Studies consistently have found that grades, educational expectations, and school bonding are negatively correlated with AOD use, whereas school disengagement, school failure, school misbehavior, and skipping school are positively correlated with AOD use (Bachman et al. 2008; Bryant et al. 2003; Dever et al. 2012; Patrick and Schulenberg 2010; Pilgrim et al. 2006; Schulenberg et al. 1994). For example, in a longitudinal analysis examining 8th-grade predictors of concurrent and subsequent AOD use, school misbehavior and peer encouragement of misbehavior were positively associated with concurrent substance use and increased substance use over time. Conversely, school bonding, interest, and effort were negatively associated with concurrent and increased substance use, as were academic achievement and parental help with school (Bryant et al.
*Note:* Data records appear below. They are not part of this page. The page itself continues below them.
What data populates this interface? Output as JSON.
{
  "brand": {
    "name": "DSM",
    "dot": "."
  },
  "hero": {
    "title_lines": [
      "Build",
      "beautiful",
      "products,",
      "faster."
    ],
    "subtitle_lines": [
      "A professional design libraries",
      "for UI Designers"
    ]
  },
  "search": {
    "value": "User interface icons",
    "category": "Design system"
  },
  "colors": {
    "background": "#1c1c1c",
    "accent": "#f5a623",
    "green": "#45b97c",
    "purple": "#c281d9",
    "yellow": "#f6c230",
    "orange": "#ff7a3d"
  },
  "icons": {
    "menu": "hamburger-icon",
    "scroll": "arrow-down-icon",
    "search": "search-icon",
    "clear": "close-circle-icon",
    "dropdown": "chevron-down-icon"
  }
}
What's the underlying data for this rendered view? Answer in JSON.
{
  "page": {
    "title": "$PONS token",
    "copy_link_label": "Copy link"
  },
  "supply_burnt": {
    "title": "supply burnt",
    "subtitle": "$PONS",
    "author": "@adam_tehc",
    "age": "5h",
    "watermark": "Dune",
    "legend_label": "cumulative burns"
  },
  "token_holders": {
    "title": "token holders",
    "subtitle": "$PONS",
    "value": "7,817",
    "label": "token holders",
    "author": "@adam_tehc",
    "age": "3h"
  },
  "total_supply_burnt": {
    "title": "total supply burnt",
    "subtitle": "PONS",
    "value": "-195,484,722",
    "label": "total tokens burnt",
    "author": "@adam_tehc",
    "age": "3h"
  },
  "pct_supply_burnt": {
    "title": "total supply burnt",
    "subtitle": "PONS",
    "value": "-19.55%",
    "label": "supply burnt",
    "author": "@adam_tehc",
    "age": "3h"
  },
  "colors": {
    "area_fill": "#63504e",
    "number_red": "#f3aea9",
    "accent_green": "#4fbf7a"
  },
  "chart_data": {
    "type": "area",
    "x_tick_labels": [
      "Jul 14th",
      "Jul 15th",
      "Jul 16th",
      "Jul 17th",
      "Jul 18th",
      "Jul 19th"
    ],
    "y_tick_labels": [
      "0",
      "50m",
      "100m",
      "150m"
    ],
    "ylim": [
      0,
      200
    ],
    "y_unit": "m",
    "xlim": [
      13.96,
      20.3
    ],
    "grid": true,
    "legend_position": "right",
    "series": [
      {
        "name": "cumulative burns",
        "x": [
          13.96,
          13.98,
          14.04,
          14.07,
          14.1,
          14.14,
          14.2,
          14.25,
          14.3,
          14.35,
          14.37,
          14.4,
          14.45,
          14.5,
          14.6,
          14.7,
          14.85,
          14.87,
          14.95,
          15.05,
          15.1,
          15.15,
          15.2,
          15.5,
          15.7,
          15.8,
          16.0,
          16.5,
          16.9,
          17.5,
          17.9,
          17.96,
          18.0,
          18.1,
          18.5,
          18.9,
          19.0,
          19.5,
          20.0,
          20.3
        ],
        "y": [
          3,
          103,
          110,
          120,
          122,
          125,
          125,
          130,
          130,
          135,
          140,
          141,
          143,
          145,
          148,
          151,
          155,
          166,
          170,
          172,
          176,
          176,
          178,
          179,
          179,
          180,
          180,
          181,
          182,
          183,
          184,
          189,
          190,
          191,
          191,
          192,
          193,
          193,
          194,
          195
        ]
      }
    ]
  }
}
2003). Positive school attitudes were of particular importance and were especially influential as protective factors against substance use for low-achieving adolescents. The relationship between educational factors and AOD use is bidirectional, and it is clear that AOD use can contribute to educational difficulties. In general, however, it seems that based on MTF study longitudinal data and careful consideration of selection factors, the more common direction of influence is that school difficulties contribute to AOD use during adolescence (Bachman et al. 2008). By the time they leave high school, most adolescents have worked part time during the school year. Although it has long been recognized that hours of work during adolescence are positively related to use of AODs, conclusions about causal connections have remained elusive (Staff et al. 2009). Analysis of MTF study data found that when sociodemographic and Cilengitide educational characteristics are controlled for, the positive relationship between hours of work and AOD use diminishes, suggesting that selection effects exist.